Sadly, this is the case with the new movie opening this Friday, “The Stoning of Soraya M,” the purportedly true story of the brutal execution by stoning of an innocent Iranian village woman. For one thing, the film is marked by crude story-telling: the main character Soraya is merely a mutely suffering victim while her brutish husband, who falsely accuses her of adultery so that he can marry a teen-aged girl, is a cardboard caricature of evil and malice. More importantly, aside from the numerous inaccuracies and implausibilities, the climax of the film—a bloody and prolonged stoning scene with villagers mercilessly pelting the victim—is so sensationalized that the audience response is likely to be disgust and revulsion at Iranians themselves, who are portrayed as primitive and blood-thirsty savages.

The film is presented as an indictment of Iranian society as a whole, and the setting—a remote rural village of about 25 years ago—is presented as typical of contemporary Iran.

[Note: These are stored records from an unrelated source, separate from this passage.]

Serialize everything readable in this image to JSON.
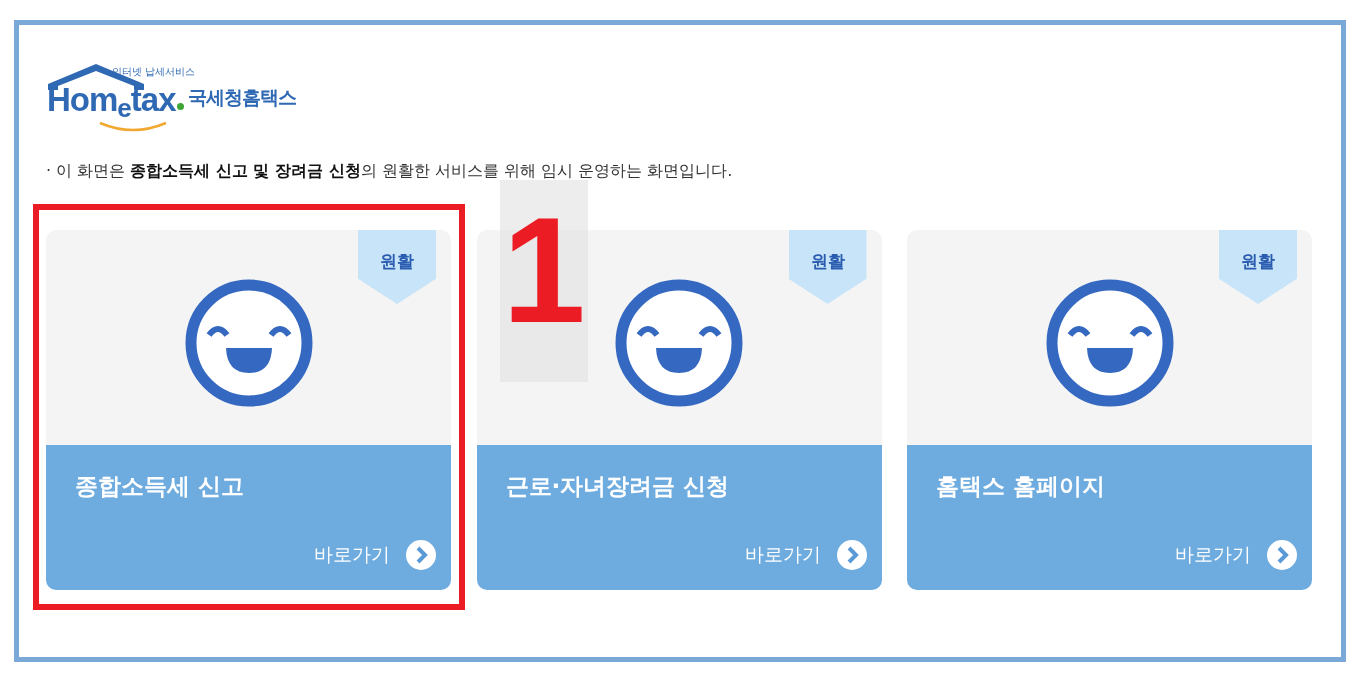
{
  "logo": {
    "tagline": "인터넷 납세서비스",
    "wordmark": "Hom$_{e}$tax",
    "name": "국세청홈택스"
  },
  "notice": "· 이 화면은 **종합소득세 신고 및 장려금 신청**의 원활한 서비스를 위해 임시 운영하는 화면입니다.",
  "cards": [
    {
      "badge": "원활",
      "title": "종합소득세 신고",
      "link": "바로가기",
      "highlighted": true
    },
    {
      "badge": "원활",
      "title": "근로·자녀장려금 신청",
      "link": "바로가기",
      "highlighted": false
    },
    {
      "badge": "원활",
      "title": "홈택스 홈페이지",
      "link": "바로가기",
      "highlighted": false
    }
  ],
  "annotation": {
    "label": "1"
  }
}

In the film, the victim’s aunt (who though she is supposed to be an ignorant village woman, inexplicably speaks excellent English and smokes cigarettes with 1940s femme fatale flourishes) is eager to have the French-Iranian journalist, who stops in the village shortly after the incident, smuggle a tape of her relating the story out of the village. She states that she wants the whole world to know what happened there, presumably so that those on the outside (the west?) can rescue the benighted Iranian people from their barbaric practices.

In fact, Iranians themselves—and in particular Iranian women’s rights activists– have organized and carried out a vigorous campaign against the practice of stoning and have themselves been actively documenting the practice. Opposition to the practice occurs at the highest level of the Iranian legal system; the Head of the Iranian Judiciary announced a moratorium on stoning back in 2002 and it was reiterated in August 2008. Sadly, at least three people have been executed by stoning since then. Interestingly, all three were men.

By criticizing the film, I am not dismissing the importance of the issue. Amnesty International issued a major report on stoning in January 2008, in which it is described how this form of execution is prescribed for adultery—although in practice, it is usually adultery in conjunction with some other crime, such as being an accessory to the murder of a husband. Furthermore stonings are carried out in prison yards by government agents, not by members of the community.

Crucially, we must look at stoning in the overall context of executions in Iran. Stonings represent a tiny fraction of executions in that country. Iran executes more people than any other country in the world except for China. In 2008 it executed at least 346, the overwhelming majority of whom were executed by hanging, sometimes for politically motivated offenses, and often after flawed legal proceedings. But again, Iranians don’t need people from outside Iran telling them what is good for them because Iranians themselves have taken the lead in opposing executions in their country. The renowned Iranian human rights activist Emadeddin Baghi was recently awarded the prestigious Martin Ennals award, partially for his anti-death penalty activism.

I would urge those who really want to see important social issues in Iran critically examined should check out some of the great films made in Iran such as “A Time for Drunken Horses” which deals with poverty among Iran’s Kurdish minority, “The Day I Became a Woman” and “As Simple As That” about the frustrations experienced by women in Iran, and “Santoori” which deals with drug addiction.

An accurate and thoughtful film about executions in Iran would be welcome, but we will still have to wait as the “Stoning of Soraya M” is not it.